  • Fund for formerly incarcerated business owners, who were not eligible for funds under the CARES act, started by folks associated with Women on the Rise.

  • IMAN Atlanta: provides 5000 lbs. of fresh produce each week to ATL Westside and provides reentry support in Atlanta.

  • RestoreHER is a policy advocacy organization but also works to support people in reentry in Georgia in a variety of other ways. The organization played a leading role in creating and passing the Dignity for Incarcerated Women Act in GA, and they are now partnering with Spelman College to provide higher education to incarcerated women in Georgia.

  • Athens Alliance Coalition has been providing food and COVID-19 supplies to community members in Athens, GA.

  • SNaP collaborative (solutions not punishment collaborative) is dedicated to ending barriers created by the criminal legal system. SNaP has been involved in the ClosethejailATL initiative and also provides the TCOOO fund, which provides financial direct aid to trans people facing emergencies.

  • New Hope House provides hospitality to families and friends visiting people on Georgia's death row and works to abolish the death penalty.

Relief Fund:

Updated September 2020

The Georgia Coalition for Higher Education in Prison is raising funds to provide emergency support to former students and current reentry participants of higher ed in prison programs in Georgia during the COVID-19 crisis. During this pandemic, people who have left prisons face new challenges to securing housing, employment, food, healthcare, childcare, and transportation . The fund provides direct assistance to students, alumni, community members, and friends who have chosen to seek higher education under some of the most adverse circumstances, so that they can have the security to continue to pursue the opportunities that matter most to them.

This May, GACEHP raised money to provide direct cash assistance to twenty-five current and former participants in the Georgia State University Prison Education Project, Reforming Arts, Common Good Atlanta, Emory University's Certificate in Theological Studies Program, the Chillon Project at Life University, and the Inside-Out Program at the University of Georgia. While we have already distributed funds to these first twenty-five applicants, we are continuing to raise funds in order to provide relief to those who need it in the coming months. If you are interested in donating to this effort, please click the link directly below:

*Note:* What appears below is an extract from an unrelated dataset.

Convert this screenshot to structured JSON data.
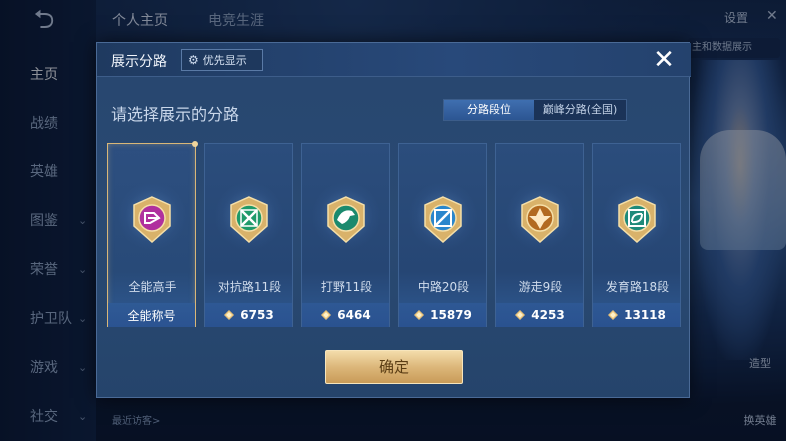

GACHEP University Partners Invited to Participate in Second Chance Pell

April 24, 2020

We are pleased to announce that two Universities that house GACHEP programs, Georgia State University (GSU Prison Education Project) and Life University (the Chillon Project), have received invitations from the U.S. Department of Education to participate in the Second Chance Pell Experiment. This initiative enables incarcerated students who enroll in selected Universities to be eligible to receive need-based federal Pell Grants. The first round of Second Chance Pell began in 2015, and Life University and Georgia State University were two of sixty-seven institutions of higher education nationwide to be invited to participate in the second round.

We are hopeful for what this initiative may mean for higher education in prison in Georgia and throughout the country. It began over twenty years after Pell Grants were banned for incarcerated people as part of the 1994 federal crime bill. Since the first round of the initiative, federal funds have made helped programs enable thousands of college students in prison nationwide to pursue higher education and earn degrees and certificates.